Directions for this task: Leave every picture out, and print the full listing again exactly.

▬▬▬▬▬▬▬▬▬▬

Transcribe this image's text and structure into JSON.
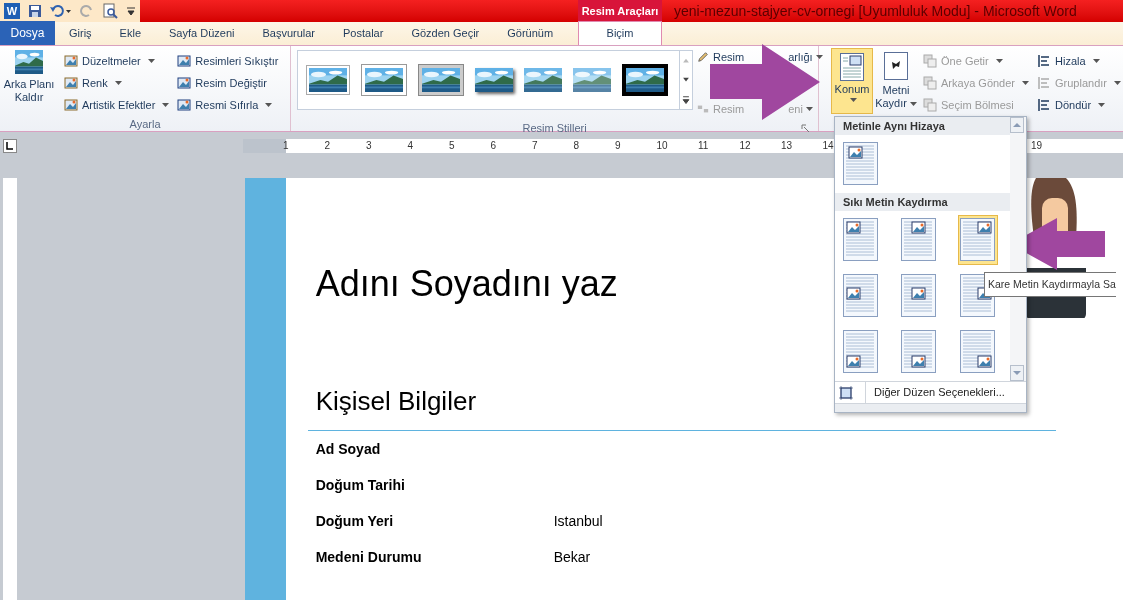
{
  "window": {
    "app_letter": "W",
    "contextual_tab_group": "Resim Araçları",
    "title": "yeni-mezun-stajyer-cv-ornegi [Uyumluluk Modu]  -  Microsoft Word"
  },
  "tabs": [
    {
      "label": "Dosya",
      "kind": "file",
      "selected": false
    },
    {
      "label": "Giriş",
      "kind": "tab",
      "selected": false
    },
    {
      "label": "Ekle",
      "kind": "tab",
      "selected": false
    },
    {
      "label": "Sayfa Düzeni",
      "kind": "tab",
      "selected": false
    },
    {
      "label": "Başvurular",
      "kind": "tab",
      "selected": false
    },
    {
      "label": "Postalar",
      "kind": "tab",
      "selected": false
    },
    {
      "label": "Gözden Geçir",
      "kind": "tab",
      "selected": false
    },
    {
      "label": "Görünüm",
      "kind": "tab",
      "selected": false
    },
    {
      "label": "Biçim",
      "kind": "tab",
      "selected": true
    }
  ],
  "ribbon": {
    "adjust": {
      "label": "Ayarla",
      "remove_bg": "Arka Planı Kaldır",
      "col1": [
        {
          "label": "Düzeltmeler",
          "menu": true
        },
        {
          "label": "Renk",
          "menu": true
        },
        {
          "label": "Artistik Efektler",
          "menu": true
        }
      ],
      "col2": [
        {
          "label": "Resimleri Sıkıştır",
          "menu": false
        },
        {
          "label": "Resim Değiştir",
          "menu": false
        },
        {
          "label": "Resmi Sıfırla",
          "menu": true
        }
      ]
    },
    "styles": {
      "label": "Resim Stilleri",
      "thumbs": [
        {
          "kind": "plain"
        },
        {
          "kind": "white-frame"
        },
        {
          "kind": "gray-frame"
        },
        {
          "kind": "shadow"
        },
        {
          "kind": "soft"
        },
        {
          "kind": "fade"
        },
        {
          "kind": "black-frame"
        }
      ],
      "border_left": "Resim",
      "border_right": "arlığı",
      "layout_left": "Resim",
      "layout_right": "eni"
    },
    "arrange": {
      "position": {
        "label": "Konum",
        "selected": true
      },
      "wrap": {
        "line1": "Metni",
        "line2": "Kaydır"
      },
      "col1": [
        {
          "label": "Öne Getir",
          "disabled": true,
          "menu": true
        },
        {
          "label": "Arkaya Gönder",
          "disabled": true,
          "menu": true
        },
        {
          "label": "Seçim Bölmesi",
          "disabled": true,
          "menu": false
        }
      ],
      "col2": [
        {
          "label": "Hizala",
          "disabled": false,
          "menu": true
        },
        {
          "label": "Gruplandır",
          "disabled": true,
          "menu": true
        },
        {
          "label": "Döndür",
          "disabled": false,
          "menu": true
        }
      ]
    }
  },
  "ruler": {
    "numbers": [
      "1",
      "2",
      "3",
      "4",
      "5",
      "6",
      "7",
      "8",
      "9",
      "10",
      "11",
      "12",
      "13",
      "14"
    ],
    "right_number": "19"
  },
  "position_menu": {
    "sections": [
      {
        "title": "Metinle Aynı Hizaya",
        "items": [
          {
            "kind": "inline",
            "selected": false
          }
        ]
      },
      {
        "title": "Sıkı Metin Kaydırma",
        "items": [
          {
            "kind": "top-left",
            "selected": false
          },
          {
            "kind": "top-center",
            "selected": false
          },
          {
            "kind": "top-right",
            "selected": true
          },
          {
            "kind": "middle-left",
            "selected": false
          },
          {
            "kind": "middle-center",
            "selected": false
          },
          {
            "kind": "middle-right",
            "selected": false
          },
          {
            "kind": "bottom-left",
            "selected": false
          },
          {
            "kind": "bottom-center",
            "selected": false
          },
          {
            "kind": "bottom-right",
            "selected": false
          }
        ]
      }
    ],
    "more": "Diğer Düzen Seçenekleri...",
    "tooltip": "Kare Metin Kaydırmayla Sa"
  },
  "document": {
    "name": "Adını Soyadını yaz",
    "section": "Kişisel Bilgiler",
    "rows": [
      {
        "label": "Ad Soyad"
      },
      {
        "label": "Doğum Tarihi"
      },
      {
        "label": "Doğum Yeri",
        "value": "Istanbul"
      },
      {
        "label": "Medeni Durumu",
        "value": "Bekar"
      }
    ]
  }
}
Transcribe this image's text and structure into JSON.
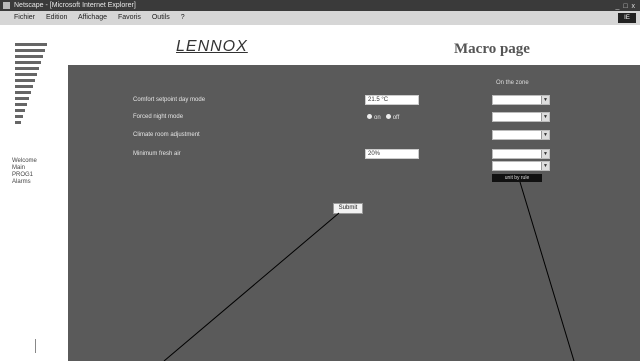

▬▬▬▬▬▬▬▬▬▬

Solution for this problem:
Transcribe this image's text and structure into JSON.
{
  "window": {
    "app_letter": "W",
    "contextual_tab_group": "Resim Araçları",
    "title": "yeni-mezun-stajyer-cv-ornegi [Uyumluluk Modu]  -  Microsoft Word"
  },
  "tabs": [
    {
      "label": "Dosya",
      "kind": "file",
      "selected": false
    },
    {
      "label": "Giriş",
      "kind": "tab",
      "selected": false
    },
    {
      "label": "Ekle",
      "kind": "tab",
      "selected": false
    },
    {
      "label": "Sayfa Düzeni",
      "kind": "tab",
      "selected": false
    },
    {
      "label": "Başvurular",
      "kind": "tab",
      "selected": false
    },
    {
      "label": "Postalar",
      "kind": "tab",
      "selected": false
    },
    {
      "label": "Gözden Geçir",
      "kind": "tab",
      "selected": false
    },
    {
      "label": "Görünüm",
      "kind": "tab",
      "selected": false
    },
    {
      "label": "Biçim",
      "kind": "tab",
      "selected": true
    }
  ],
  "ribbon": {
    "adjust": {
      "label": "Ayarla",
      "remove_bg": "Arka Planı Kaldır",
      "col1": [
        {
          "label": "Düzeltmeler",
          "menu": true
        },
        {
          "label": "Renk",
          "menu": true
        },
        {
          "label": "Artistik Efektler",
          "menu": true
        }
      ],
      "col2": [
        {
          "label": "Resimleri Sıkıştır",
          "menu": false
        },
        {
          "label": "Resim Değiştir",
          "menu": false
        },
        {
          "label": "Resmi Sıfırla",
          "menu": true
        }
      ]
    },
    "styles": {
      "label": "Resim Stilleri",
      "thumbs": [
        {
          "kind": "plain"
        },
        {
          "kind": "white-frame"
        },
        {
          "kind": "gray-frame"
        },
        {
          "kind": "shadow"
        },
        {
          "kind": "soft"
        },
        {
          "kind": "fade"
        },
        {
          "kind": "black-frame"
        }
      ],
      "border_left": "Resim",
      "border_right": "arlığı",
      "layout_left": "Resim",
      "layout_right": "eni"
    },
    "arrange": {
      "position": {
        "label": "Konum",
        "selected": true
      },
      "wrap": {
        "line1": "Metni",
        "line2": "Kaydır"
      },
      "col1": [
        {
          "label": "Öne Getir",
          "disabled": true,
          "menu": true
        },
        {
          "label": "Arkaya Gönder",
          "disabled": true,
          "menu": true
        },
        {
          "label": "Seçim Bölmesi",
          "disabled": true,
          "menu": false
        }
      ],
      "col2": [
        {
          "label": "Hizala",
          "disabled": false,
          "menu": true
        },
        {
          "label": "Gruplandır",
          "disabled": true,
          "menu": true
        },
        {
          "label": "Döndür",
          "disabled": false,
          "menu": true
        }
      ]
    }
  },
  "ruler": {
    "numbers": [
      "1",
      "2",
      "3",
      "4",
      "5",
      "6",
      "7",
      "8",
      "9",
      "10",
      "11",
      "12",
      "13",
      "14"
    ],
    "right_number": "19"
  },
  "position_menu": {
    "sections": [
      {
        "title": "Metinle Aynı Hizaya",
        "items": [
          {
            "kind": "inline",
            "selected": false
          }
        ]
      },
      {
        "title": "Sıkı Metin Kaydırma",
        "items": [
          {
            "kind": "top-left",
            "selected": false
          },
          {
            "kind": "top-center",
            "selected": false
          },
          {
            "kind": "top-right",
            "selected": true
          },
          {
            "kind": "middle-left",
            "selected": false
          },
          {
            "kind": "middle-center",
            "selected": false
          },
          {
            "kind": "middle-right",
            "selected": false
          },
          {
            "kind": "bottom-left",
            "selected": false
          },
          {
            "kind": "bottom-center",
            "selected": false
          },
          {
            "kind": "bottom-right",
            "selected": false
          }
        ]
      }
    ],
    "more": "Diğer Düzen Seçenekleri...",
    "tooltip": "Kare Metin Kaydırmayla Sa"
  },
  "document": {
    "name": "Adını Soyadını yaz",
    "section": "Kişisel Bilgiler",
    "rows": [
      {
        "label": "Ad Soyad"
      },
      {
        "label": "Doğum Tarihi"
      },
      {
        "label": "Doğum Yeri",
        "value": "Istanbul"
      },
      {
        "label": "Medeni Durumu",
        "value": "Bekar"
      }
    ]
  }
}
Transcribe this image's text and structure into JSON.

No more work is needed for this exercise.